As we get older, we more frequently see changes in the way we sleep. We may become sleepy more early in the day, get up earlier in the morning, and get lower quality sleep overall. On the other hand, waking up often and feeling tired after waking up each day are all symptoms of insomnia and aren’t a normal aspect of aging. Sleep is as essential to your emotional and physical wellbeing as it is for younger people.
When you can get a decent night’s sleep, you’ll reap the following benefits:
- recharge your immune system (helping you better prevent diseases)
- allows your body to repair damage to your cells that happened during the daytime
- will improve your ability to concentrate and allow memories to form effectively
But when you aren’t able to sleep properly, you may be a victim of the following problems:
- risk of falling at night
- excessive drowsiness during daytime hours
- issues with focus and memory
- more likely to fall victim to depression
- breast cancer in women
- gaining weight faster
- higher risk of cardiovascular disease
If you want to take control of your sleeping habits and get better sleep at night, then you must know what the root issues of your sleeping problems are. The tips in this blog post can help seniors figure out their unique sleeping problems, sleep better at night, and live a better life during their waking hours.
Understand Senior Sleeping Patterns
When people get older, their bodies produce lower amounts of growth hormones, which means that over time you’ll find it harder to get more deep sleep. Deep sleep is the rejuvenating part of a good night’s sleep. Unfortunately, this decrease occurs because older adults produce less melatonin, which contributes to waking up more often throughout the night. This is one of the main reasons why older adults are often considered to be “light sleepers.”
Other everyday experiences that seniors have is the desire to sleep early in the evening and wake up early the next morning. And furthermore, seniors will have to sleep longer to get the rest they need or make up for their lack of nighttime sleep by taking naps during daytime hours.
Usually, the above sleeping patterns are considered normal for seniors and do not indicate that there are sleeping problems.
Now let’s take a look at some of the sleeping problems that aren’t related to age.
Sleeping Problems at all Ages
Occasional sleep problems do not necessarily mean that you have a sleeping disorder. However, if any of the following sleeping problems happen to you regularly, then you might be experiencing a sleeping disorder.

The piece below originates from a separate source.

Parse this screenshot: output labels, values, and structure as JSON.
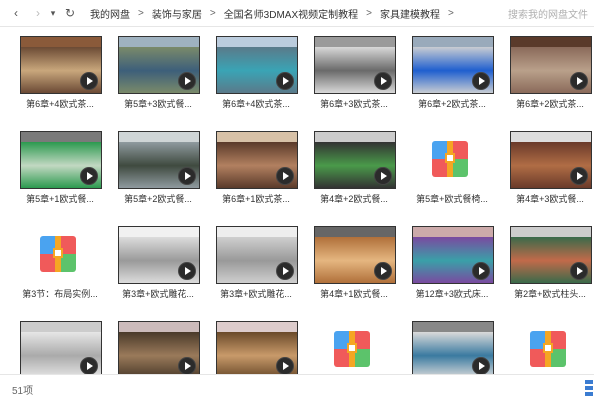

- You’re unable to control your emotions
- You rely heavily on sleeping pills or other sleeping aids to fall asleep every night
- You find it difficult to concentrate during daytime
- You find it hard to remain awake when driving, watching tv, or even just sitting still
- You feel irritated and sleepy throughout the day
- You don’t feel rejuvenated after waking up in the morning
- You find it difficult to go back to sleep after being reawakened
- You find it hard to fall asleep even though you feel tired
Figure Out the Underlying Causes
The causes of most sleeping problems are treatable. If you can identify any of the following, then a treatment program can be created for you.
- Your health problems might be interfering with your sleep
- Your medications could be interfering with your sleep
- A recent traumatic experience could be affecting your sleeping patterns
- Do you have a history of chronic worry or anxiety?
- How do you feel emotionally? Do you feel flat or without any hope? Do you experience the symptoms of depression?
- How much stress are you dealing with in your life right now?
11 Habits for Quality Sleeping
- Remove bedroom clocks. Watching these clocks will just fuel your insomnia even more. Also, if your clock produces light, then that will make it even harder.
- Make your bedroom just for sleeping. Don’t work or watch TV in your bedroom. Otherwise, your brain will associate this room with those things, making it harder for you to fall asleep at night.
- Keep your room cool, quiet, and suitably dark. If you wake up frequently and need to use the bathroom, a dark room can be impractical. A simple nightlight and a blindfold can be a simple solution to this predicament.
- Avoid reading from bright electronic devices just before bed.
- Increase your levels of melatonin
- Physical intimacy with your partner can also be conducive to better sleep.
- Don’t rely on sleeping pills and sleep aids. Most sleep aids have undesirable side effects and should not be used long term. These solutions don’t address the root causes of insomnia, and they can even make it worse over the long run.
- Create a relaxing bedtime ritual. Good ideas include relaxation techniques, listening to music, and taking a relaxing bath.
- Go to bed when your body feels like going to bed, even if it’s earlier than what you’re used to.
- Snoring can be a significant impediment to a good night’s sleep. If it’s keeping you awake, try earplugs, creating white noise (such as an electric fan), or keep the bedrooms separated.
- Make your sleep schedule consistent. Consistency is crucial to good sleeping habits. You must go to bed and wake up at the same time every day, including weekends.
If you’ve tried all of the above and find that you’re still not able to sleep well at night, then start keeping a record of your attempts to sleep every night and discuss it with your doctor. Things to write down include when you consume nicotine, alcohol, or caffeine. You’ll also want to write down any recent stressors that you’re going through, as well as your medications, changes in lifestyle, and exercise habits. Afterward, your doctor might send you to a sleep specialist for further help, particularly if the insomnia is having a significant effect on your physical and mental health.